How do They Work?

 Lyric Hearing is not appropriate for all patients. See a trained Lyric Hearing professional to determine if it is right for you.
lip reading

A Look into Lip Reading

What is Lip Reading?

Lip reading allows you to “listen” to a speaker by watching the speaker’s face to figure out their speech patterns, movements, gestures and expressions. Often called “a third ear,” lip reading goes beyond simply reading the lips of a speaker to decipher individual words.
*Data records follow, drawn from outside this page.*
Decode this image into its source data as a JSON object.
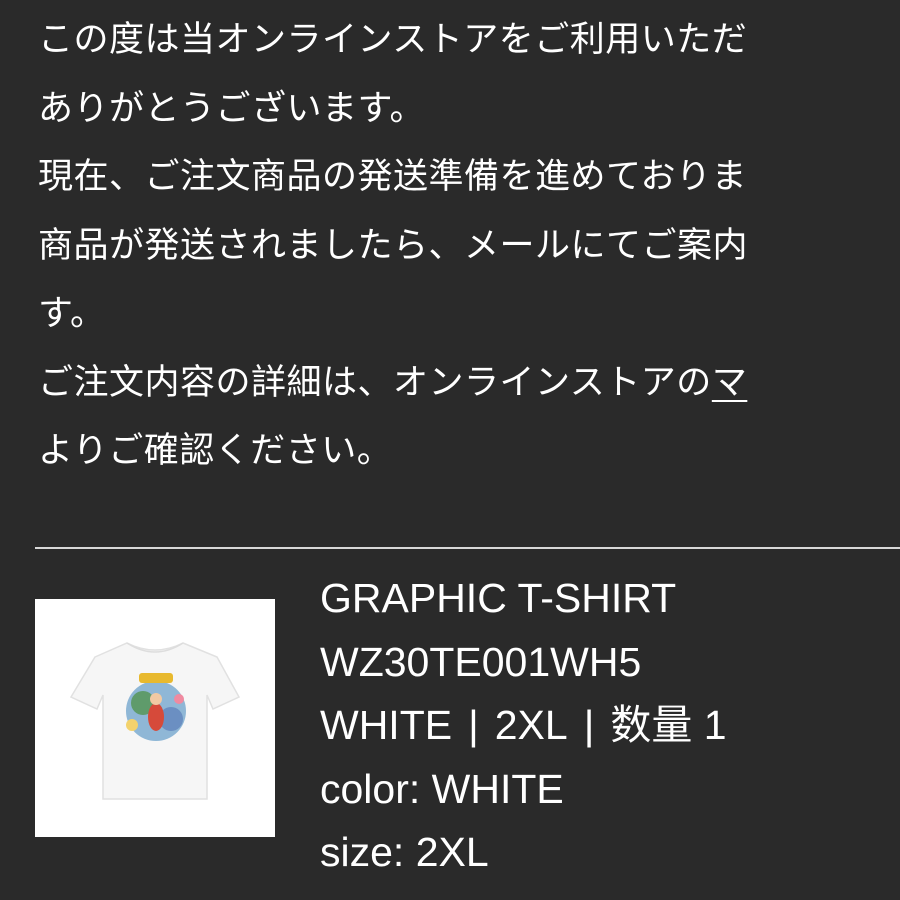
{
  "message": {
    "line1": "この度は当オンラインストアをご利用いただ",
    "line2": "ありがとうございます。",
    "line3": "現在、ご注文商品の発送準備を進めておりま",
    "line4": "商品が発送されましたら、メールにてご案内",
    "line5": "す。",
    "line6_prefix": "ご注文内容の詳細は、オンラインストアの",
    "line6_link": "マ",
    "line7": "よりご確認ください。"
  },
  "order_item": {
    "image_icon": "graphic-tshirt-thumbnail",
    "name": "GRAPHIC T-SHIRT",
    "sku": "WZ30TE001WH5",
    "variant_color": "WHITE",
    "variant_size": "2XL",
    "quantity_label": "数量 1",
    "separator": "|",
    "color_line": "color: WHITE",
    "size_line": "size: 2XL"
  },
  "colors": {
    "background": "#2a2a2a",
    "text": "#ffffff",
    "divider": "#d8d8d8"
  }
}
Some also refer to it as Speech Reading.

Learning to lip-read involves developing and practicing certain skills that can make the process much easier and more effective.

Skills Involved in Lip Reading
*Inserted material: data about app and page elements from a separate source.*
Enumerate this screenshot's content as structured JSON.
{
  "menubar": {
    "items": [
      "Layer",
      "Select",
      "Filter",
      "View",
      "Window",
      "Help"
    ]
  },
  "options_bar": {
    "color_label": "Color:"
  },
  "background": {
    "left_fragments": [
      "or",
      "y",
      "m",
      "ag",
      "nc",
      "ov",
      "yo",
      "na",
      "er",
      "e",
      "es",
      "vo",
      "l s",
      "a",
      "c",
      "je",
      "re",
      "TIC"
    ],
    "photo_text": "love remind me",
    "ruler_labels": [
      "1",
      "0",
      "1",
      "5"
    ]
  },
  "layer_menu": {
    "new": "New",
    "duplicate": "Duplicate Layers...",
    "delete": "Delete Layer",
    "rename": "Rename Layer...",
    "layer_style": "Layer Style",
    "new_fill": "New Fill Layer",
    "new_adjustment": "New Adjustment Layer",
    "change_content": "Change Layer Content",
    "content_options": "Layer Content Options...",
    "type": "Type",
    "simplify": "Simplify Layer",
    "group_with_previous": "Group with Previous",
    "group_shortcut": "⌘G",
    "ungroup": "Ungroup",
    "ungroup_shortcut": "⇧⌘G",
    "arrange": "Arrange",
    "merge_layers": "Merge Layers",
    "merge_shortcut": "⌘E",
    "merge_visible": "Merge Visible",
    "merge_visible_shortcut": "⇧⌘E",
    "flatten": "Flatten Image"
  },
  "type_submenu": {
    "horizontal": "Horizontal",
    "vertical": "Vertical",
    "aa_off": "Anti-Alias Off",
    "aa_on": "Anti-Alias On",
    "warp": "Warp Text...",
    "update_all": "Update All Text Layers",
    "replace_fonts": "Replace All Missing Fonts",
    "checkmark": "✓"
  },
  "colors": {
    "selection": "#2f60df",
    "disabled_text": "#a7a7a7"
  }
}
  • Watching the movement of the mouth, teeth and tongue
  • Reading facial expressions
  • Paying attention to body language and gestures
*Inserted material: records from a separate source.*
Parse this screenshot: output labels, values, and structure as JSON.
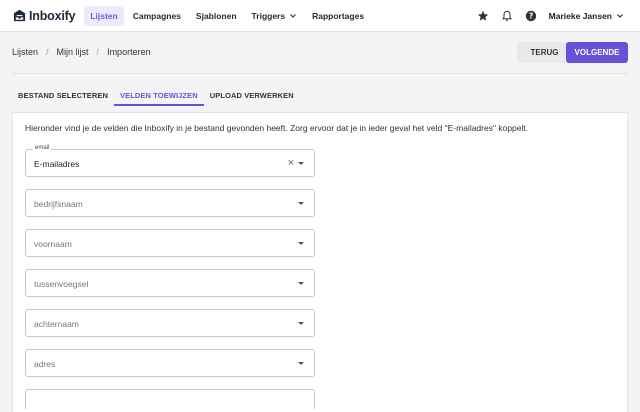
{
  "app": {
    "name": "Inboxify",
    "accent": "#6652d6"
  },
  "nav": {
    "items": [
      {
        "label": "Lijsten",
        "active": true
      },
      {
        "label": "Campagnes",
        "active": false
      },
      {
        "label": "Sjablonen",
        "active": false
      },
      {
        "label": "Triggers",
        "active": false,
        "dropdown": true
      },
      {
        "label": "Rapportages",
        "active": false
      }
    ],
    "icons": [
      "star-icon",
      "bell-icon",
      "help-icon"
    ],
    "user": "Marieke Jansen"
  },
  "breadcrumb": [
    "Lijsten",
    "Mijn lijst",
    "Importeren"
  ],
  "actions": {
    "back_label": "TERUG",
    "next_label": "VOLGENDE"
  },
  "tabs": [
    {
      "label": "BESTAND SELECTEREN",
      "active": false
    },
    {
      "label": "VELDEN TOEWIJZEN",
      "active": true
    },
    {
      "label": "UPLOAD VERWERKEN",
      "active": false
    }
  ],
  "intro_text": "Hieronder vind je de velden die Inboxify in je bestand gevonden heeft. Zorg ervoor dat je in ieder geval het veld \"E-mailadres\" koppelt.",
  "fields": [
    {
      "label": "email",
      "value": "E-mailadres"
    },
    {
      "placeholder": "bedrijfsnaam"
    },
    {
      "placeholder": "voornaam"
    },
    {
      "placeholder": "tussenvoegsel"
    },
    {
      "placeholder": "achternaam"
    },
    {
      "placeholder": "adres"
    }
  ]
}
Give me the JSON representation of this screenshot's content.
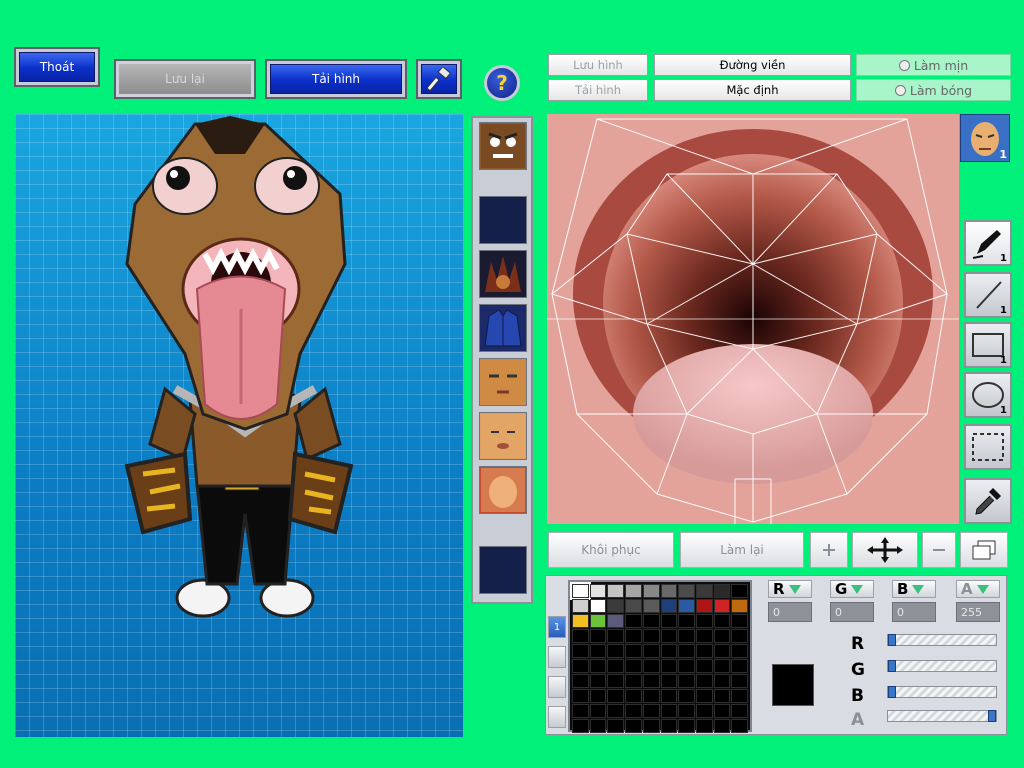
{
  "toolbar": {
    "exit_label": "Thoát",
    "save_label": "Lưu lại",
    "reload_label": "Tải hình"
  },
  "help_glyph": "?",
  "texture_tabs": {
    "save_image": "Lưu hình",
    "outline": "Đường viền",
    "smooth": "Làm mịn",
    "load_image": "Tải hình",
    "default": "Mặc định",
    "shade": "Làm bóng"
  },
  "face_badge_count": "1",
  "tools": [
    {
      "icon": "pen-icon",
      "count": "1"
    },
    {
      "icon": "line-icon",
      "count": "1"
    },
    {
      "icon": "rectangle-icon",
      "count": "1"
    },
    {
      "icon": "ellipse-icon",
      "count": "1"
    },
    {
      "icon": "selection-icon",
      "count": ""
    },
    {
      "icon": "eyedropper-icon",
      "count": ""
    }
  ],
  "edit_buttons": {
    "restore": "Khôi phục",
    "redo": "Làm lại"
  },
  "color": {
    "channels": [
      {
        "name": "R",
        "value": "0"
      },
      {
        "name": "G",
        "value": "0"
      },
      {
        "name": "B",
        "value": "0"
      },
      {
        "name": "A",
        "value": "255"
      }
    ],
    "slider_labels": [
      "R",
      "G",
      "B",
      "A"
    ],
    "slider_levels": [
      0,
      0,
      0,
      1
    ],
    "current_color": "#000000",
    "palette_row1": [
      "#ffffff",
      "#e2e2e2",
      "#c4c4c4",
      "#a6a6a6",
      "#888888",
      "#6a6a6a",
      "#4c4c4c",
      "#3a3a3a",
      "#2a2a2a",
      "#000000"
    ],
    "palette_row2": [
      "#cfcfcf",
      "#ffffff",
      "#3b3b3b",
      "#4a4a4a",
      "#5a5a5a",
      "#1e3f7a",
      "#2a5aa5",
      "#b01414",
      "#d02424",
      "#c06a10"
    ],
    "palette_row3": [
      "#f0c020",
      "#6cc33a",
      "#5c5c7a"
    ],
    "palette_page": "1"
  }
}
Facts About Lip Readinglip reading

  • Consonant shapes (p, f, sh, w) are:
    • Hard to hear
    • Easy to see
    • High-frequency sounds
  • Vowel shapes are:Easy to hear
    • Hard to see
    • Low-frequency sounds

Lip Reading Involves:

  • Hearing some of the sounds
  • Recognizing and interpreting facial expressions, body language and gesture.
  • ‘Putting two and two together’ and guessing words that you can neither lipread or hear by using the context and common sense to help you.

Did you know that sentences are easier to lipread than individual words and long words are easier to lipread than short words?

For more information on Lip reading, check out these resources:

Lipreading.org

HearingLink.org

cochlear implants

The Benefits of Cochlear Implants

What are the Benefits of Cochlear Implants?

What is a Cochlear Implant?

Cochlear implants are a means of surgical amplification for patients with severe-to-profound sensorineural hearing loss. There is an internal and external device as part of the implant. Appropriately-identified adults and children with severe to profound hearing loss can be implanted starting as early as 12 months of age.

Cochlear implants are used in the patient who cannot benefit from hearing aids. The cochlear implant is a device used to bypass the damaged organ of hearing and convert sound into electrical impulses that can directly stimulate the hearing nerve. The implant has of an external portion worn on the ear like a hearing aid or on the body. This device, called the sound processor, is comprised of a microphone, power compartmcochlear implantsent and external coil. The internal portion, which is typically made of ceramic or silicone, consists of an electrode array and must be surgically implanted. The surgical procedure involves the placement of an internal receiver beneath the skin behind the ear, and the electrode array, which is inserted into the organ of hearing, or the cochlea. The electrical signals are programmed by the audiologist to maximize speech perception and are controlled by the speech processor. The brain interprets these electrical impulses as sound.

To find out more about cochlear implants, please refer to our blog titled; Cochlear Implants.

The Benefits Include:

  • The majority of adults benefit immediately. Once the initial tuning sessions have been completed, they will continue to improve for about 3 months. After that, performance will continue to improve, but at a slower rate.
  • The ability to perceive loud, medium and soft sounds. The majority of people report that they can perceive different types of sounds, such as footsteps, slamming of doors, sounds of engines, ringing of the telephone, barking of dogs, whistling of the tea kettle, rustling of leaves, the sound of a light switch being switched on and off, and so on.
  • Understand speech without lip-reading. Even if this isn’t possible, the implant will help with lip-reading.
  • The ability to watch TV more easily. This will also improve if the user is able to see the speaker’s face. However, listening to the radio is often more difficult as there are no visual cues available.
  • Most are able to make phone calls.  Some good performers can make normal telephone calls and even understand an unfamiliar speaker. However, not all people who have implants are able to use the phone.

Want to know about Cochlear Implants? Check out the links below:

FDA.gov

BettterHearing.org

MayoClinic.org